● **About this task**: Determine how many lines in the listing contain the string "with". Only that number goes in the answer.
== Segment start ==
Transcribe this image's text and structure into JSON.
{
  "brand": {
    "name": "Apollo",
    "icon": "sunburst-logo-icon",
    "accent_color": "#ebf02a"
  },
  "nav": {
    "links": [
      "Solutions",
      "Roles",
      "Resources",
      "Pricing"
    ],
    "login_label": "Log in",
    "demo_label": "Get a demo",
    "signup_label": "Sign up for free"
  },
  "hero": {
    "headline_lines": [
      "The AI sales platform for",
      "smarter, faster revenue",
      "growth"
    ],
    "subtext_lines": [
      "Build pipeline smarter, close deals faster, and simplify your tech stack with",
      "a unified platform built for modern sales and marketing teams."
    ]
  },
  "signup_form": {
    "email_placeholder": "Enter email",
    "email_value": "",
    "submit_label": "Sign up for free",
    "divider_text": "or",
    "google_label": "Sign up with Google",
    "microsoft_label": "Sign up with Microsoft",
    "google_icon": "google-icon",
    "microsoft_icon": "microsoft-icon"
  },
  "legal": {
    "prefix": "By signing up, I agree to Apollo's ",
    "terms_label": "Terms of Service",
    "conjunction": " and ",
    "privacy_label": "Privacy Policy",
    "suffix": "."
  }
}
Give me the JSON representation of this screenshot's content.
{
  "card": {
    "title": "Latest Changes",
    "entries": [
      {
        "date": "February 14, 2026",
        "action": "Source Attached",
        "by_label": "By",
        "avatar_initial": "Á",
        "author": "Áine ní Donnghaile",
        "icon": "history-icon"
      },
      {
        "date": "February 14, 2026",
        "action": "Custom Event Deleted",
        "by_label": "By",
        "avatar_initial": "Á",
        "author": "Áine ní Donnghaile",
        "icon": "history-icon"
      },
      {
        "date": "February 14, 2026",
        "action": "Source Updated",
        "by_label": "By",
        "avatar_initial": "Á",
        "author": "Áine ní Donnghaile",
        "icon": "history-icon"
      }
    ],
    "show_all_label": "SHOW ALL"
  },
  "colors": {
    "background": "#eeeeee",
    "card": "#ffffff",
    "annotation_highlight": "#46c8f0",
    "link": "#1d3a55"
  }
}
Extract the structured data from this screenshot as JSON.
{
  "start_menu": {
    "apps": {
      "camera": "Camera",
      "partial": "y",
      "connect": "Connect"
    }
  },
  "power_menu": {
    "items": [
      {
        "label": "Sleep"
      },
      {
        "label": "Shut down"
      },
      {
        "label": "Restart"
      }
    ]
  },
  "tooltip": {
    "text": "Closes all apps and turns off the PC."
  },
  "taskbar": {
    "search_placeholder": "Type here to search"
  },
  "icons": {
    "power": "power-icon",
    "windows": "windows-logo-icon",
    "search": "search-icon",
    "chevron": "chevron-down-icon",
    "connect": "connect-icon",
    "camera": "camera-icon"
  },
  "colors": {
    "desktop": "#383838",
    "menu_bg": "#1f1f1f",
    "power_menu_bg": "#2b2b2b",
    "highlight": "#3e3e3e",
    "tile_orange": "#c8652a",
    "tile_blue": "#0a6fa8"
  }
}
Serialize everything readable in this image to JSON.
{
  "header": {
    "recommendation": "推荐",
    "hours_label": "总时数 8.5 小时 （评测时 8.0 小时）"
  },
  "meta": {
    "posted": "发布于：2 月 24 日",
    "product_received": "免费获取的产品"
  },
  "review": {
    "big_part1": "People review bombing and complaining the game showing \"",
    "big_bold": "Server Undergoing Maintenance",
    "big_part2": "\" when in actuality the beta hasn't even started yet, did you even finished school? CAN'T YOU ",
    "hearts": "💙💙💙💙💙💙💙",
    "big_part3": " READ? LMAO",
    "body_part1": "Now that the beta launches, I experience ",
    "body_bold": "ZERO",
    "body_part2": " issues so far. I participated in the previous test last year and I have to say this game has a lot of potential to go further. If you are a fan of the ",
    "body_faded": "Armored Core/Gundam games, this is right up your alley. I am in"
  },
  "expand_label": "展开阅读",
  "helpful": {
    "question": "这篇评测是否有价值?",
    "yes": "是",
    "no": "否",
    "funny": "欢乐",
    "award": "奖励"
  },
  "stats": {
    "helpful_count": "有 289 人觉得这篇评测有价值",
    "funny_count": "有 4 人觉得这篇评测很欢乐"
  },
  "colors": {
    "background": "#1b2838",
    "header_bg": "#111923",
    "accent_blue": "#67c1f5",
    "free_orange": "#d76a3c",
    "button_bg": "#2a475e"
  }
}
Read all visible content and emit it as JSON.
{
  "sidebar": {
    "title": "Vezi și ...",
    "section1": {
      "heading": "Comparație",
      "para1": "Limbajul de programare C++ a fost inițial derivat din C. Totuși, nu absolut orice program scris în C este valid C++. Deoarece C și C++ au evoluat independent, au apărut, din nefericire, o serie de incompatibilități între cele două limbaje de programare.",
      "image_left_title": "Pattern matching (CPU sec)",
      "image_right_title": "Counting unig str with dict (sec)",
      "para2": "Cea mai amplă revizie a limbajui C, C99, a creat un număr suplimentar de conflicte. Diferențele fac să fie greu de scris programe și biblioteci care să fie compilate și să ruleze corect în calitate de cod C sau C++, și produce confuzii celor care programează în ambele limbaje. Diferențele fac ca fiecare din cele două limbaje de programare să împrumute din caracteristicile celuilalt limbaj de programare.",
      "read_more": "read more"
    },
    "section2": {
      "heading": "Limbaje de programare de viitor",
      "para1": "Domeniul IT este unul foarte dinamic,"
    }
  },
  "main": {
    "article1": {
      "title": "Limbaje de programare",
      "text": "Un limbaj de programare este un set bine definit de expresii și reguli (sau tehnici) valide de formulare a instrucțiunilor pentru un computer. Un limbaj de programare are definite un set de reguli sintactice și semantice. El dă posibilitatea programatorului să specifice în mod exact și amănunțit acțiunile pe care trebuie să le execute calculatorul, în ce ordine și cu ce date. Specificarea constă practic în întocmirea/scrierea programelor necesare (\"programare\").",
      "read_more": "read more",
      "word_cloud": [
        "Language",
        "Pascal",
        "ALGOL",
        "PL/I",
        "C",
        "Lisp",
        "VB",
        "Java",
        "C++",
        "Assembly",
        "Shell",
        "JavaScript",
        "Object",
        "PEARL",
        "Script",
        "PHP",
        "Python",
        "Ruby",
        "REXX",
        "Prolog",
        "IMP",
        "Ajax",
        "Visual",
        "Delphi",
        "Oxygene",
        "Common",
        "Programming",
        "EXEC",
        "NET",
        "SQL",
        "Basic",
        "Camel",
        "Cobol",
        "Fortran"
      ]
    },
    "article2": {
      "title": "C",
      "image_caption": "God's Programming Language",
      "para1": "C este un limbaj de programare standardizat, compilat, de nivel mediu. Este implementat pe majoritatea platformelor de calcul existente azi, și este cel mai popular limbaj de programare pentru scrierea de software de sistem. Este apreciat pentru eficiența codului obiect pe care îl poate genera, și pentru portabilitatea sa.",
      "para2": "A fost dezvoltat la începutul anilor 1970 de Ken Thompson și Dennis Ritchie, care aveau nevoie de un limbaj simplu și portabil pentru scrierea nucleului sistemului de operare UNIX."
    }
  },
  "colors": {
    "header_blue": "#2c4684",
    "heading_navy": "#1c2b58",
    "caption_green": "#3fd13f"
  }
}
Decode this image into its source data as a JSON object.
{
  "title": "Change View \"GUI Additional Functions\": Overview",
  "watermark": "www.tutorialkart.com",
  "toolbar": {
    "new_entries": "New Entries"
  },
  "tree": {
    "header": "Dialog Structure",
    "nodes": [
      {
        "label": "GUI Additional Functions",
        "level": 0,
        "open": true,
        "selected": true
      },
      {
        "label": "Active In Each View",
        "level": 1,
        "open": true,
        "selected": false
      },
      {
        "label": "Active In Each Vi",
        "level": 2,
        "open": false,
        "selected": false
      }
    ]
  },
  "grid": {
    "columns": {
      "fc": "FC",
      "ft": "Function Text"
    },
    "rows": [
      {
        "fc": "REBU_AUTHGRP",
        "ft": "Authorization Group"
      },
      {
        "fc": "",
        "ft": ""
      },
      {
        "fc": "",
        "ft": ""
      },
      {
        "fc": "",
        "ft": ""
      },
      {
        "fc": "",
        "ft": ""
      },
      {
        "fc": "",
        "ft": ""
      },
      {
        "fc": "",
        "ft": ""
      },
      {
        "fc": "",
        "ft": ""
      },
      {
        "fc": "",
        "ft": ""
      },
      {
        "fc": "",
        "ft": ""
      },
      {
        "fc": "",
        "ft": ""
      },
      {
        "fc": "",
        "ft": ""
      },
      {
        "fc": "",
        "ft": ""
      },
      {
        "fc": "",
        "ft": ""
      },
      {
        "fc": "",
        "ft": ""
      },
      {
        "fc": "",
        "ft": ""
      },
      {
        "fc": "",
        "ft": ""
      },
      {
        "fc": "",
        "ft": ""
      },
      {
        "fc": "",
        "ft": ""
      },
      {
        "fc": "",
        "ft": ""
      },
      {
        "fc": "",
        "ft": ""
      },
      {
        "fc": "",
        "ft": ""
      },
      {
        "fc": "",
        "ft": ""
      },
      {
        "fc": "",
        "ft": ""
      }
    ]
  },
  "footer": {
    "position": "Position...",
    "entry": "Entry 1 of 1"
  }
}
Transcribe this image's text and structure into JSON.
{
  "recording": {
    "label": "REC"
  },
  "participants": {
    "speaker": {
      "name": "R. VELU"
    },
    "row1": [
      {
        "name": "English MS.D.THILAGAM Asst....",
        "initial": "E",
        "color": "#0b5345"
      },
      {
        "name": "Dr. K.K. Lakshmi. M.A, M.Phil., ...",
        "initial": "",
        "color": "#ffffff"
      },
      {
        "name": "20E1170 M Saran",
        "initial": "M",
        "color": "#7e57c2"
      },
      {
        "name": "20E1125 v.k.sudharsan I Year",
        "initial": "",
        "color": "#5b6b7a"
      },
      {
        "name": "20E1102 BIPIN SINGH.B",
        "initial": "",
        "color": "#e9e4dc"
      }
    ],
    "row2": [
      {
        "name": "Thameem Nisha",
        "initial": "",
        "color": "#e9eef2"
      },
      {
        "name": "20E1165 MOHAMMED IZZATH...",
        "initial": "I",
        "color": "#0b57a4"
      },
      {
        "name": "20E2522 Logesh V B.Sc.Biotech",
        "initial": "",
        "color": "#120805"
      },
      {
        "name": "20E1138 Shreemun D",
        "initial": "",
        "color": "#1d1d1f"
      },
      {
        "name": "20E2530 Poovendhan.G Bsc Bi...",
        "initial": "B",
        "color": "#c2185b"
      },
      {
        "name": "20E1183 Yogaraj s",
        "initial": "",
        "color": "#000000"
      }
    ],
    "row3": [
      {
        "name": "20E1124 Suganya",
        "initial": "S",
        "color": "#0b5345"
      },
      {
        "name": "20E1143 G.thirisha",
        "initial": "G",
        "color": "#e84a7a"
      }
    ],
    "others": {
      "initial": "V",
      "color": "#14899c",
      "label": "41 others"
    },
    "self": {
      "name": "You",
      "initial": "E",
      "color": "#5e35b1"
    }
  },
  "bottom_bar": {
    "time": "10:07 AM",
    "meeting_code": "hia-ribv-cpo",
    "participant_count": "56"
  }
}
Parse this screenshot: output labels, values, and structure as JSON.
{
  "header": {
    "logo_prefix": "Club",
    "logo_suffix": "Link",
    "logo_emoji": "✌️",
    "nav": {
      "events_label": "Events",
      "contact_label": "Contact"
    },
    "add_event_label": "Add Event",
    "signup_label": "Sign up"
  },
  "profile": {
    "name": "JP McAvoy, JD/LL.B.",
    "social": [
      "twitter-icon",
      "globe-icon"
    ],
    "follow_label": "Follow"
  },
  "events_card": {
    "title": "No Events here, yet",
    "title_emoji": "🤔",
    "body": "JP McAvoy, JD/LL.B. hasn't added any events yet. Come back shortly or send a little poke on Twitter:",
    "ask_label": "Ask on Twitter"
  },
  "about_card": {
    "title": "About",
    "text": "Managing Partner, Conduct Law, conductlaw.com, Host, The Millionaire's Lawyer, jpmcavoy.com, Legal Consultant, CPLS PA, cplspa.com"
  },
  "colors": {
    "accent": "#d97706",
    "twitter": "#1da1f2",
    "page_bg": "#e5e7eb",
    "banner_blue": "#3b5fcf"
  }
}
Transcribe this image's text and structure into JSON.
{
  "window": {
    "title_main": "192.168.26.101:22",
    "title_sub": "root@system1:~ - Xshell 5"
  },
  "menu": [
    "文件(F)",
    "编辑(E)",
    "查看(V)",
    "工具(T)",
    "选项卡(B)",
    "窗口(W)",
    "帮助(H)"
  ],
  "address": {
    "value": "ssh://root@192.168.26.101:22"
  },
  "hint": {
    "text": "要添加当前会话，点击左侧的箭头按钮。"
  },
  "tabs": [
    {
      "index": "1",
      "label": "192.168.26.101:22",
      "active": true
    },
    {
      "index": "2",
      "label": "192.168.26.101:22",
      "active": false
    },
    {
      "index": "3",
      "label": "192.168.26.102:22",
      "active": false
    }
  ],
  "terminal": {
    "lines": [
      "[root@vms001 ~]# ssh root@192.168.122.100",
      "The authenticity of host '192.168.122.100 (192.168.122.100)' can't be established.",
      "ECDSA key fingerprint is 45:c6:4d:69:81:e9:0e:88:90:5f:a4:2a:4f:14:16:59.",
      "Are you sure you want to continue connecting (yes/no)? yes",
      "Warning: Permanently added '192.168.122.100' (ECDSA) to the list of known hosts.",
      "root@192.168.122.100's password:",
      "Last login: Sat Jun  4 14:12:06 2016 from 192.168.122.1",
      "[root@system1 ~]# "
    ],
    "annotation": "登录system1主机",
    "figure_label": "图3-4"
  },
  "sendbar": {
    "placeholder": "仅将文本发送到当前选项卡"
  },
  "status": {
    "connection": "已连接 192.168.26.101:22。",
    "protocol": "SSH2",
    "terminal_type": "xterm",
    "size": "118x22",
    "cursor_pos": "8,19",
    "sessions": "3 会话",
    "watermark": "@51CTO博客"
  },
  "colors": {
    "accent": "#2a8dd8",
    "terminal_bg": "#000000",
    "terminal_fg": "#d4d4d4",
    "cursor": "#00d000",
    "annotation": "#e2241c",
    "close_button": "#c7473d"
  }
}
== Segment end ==
● **Response to this exercise**: 4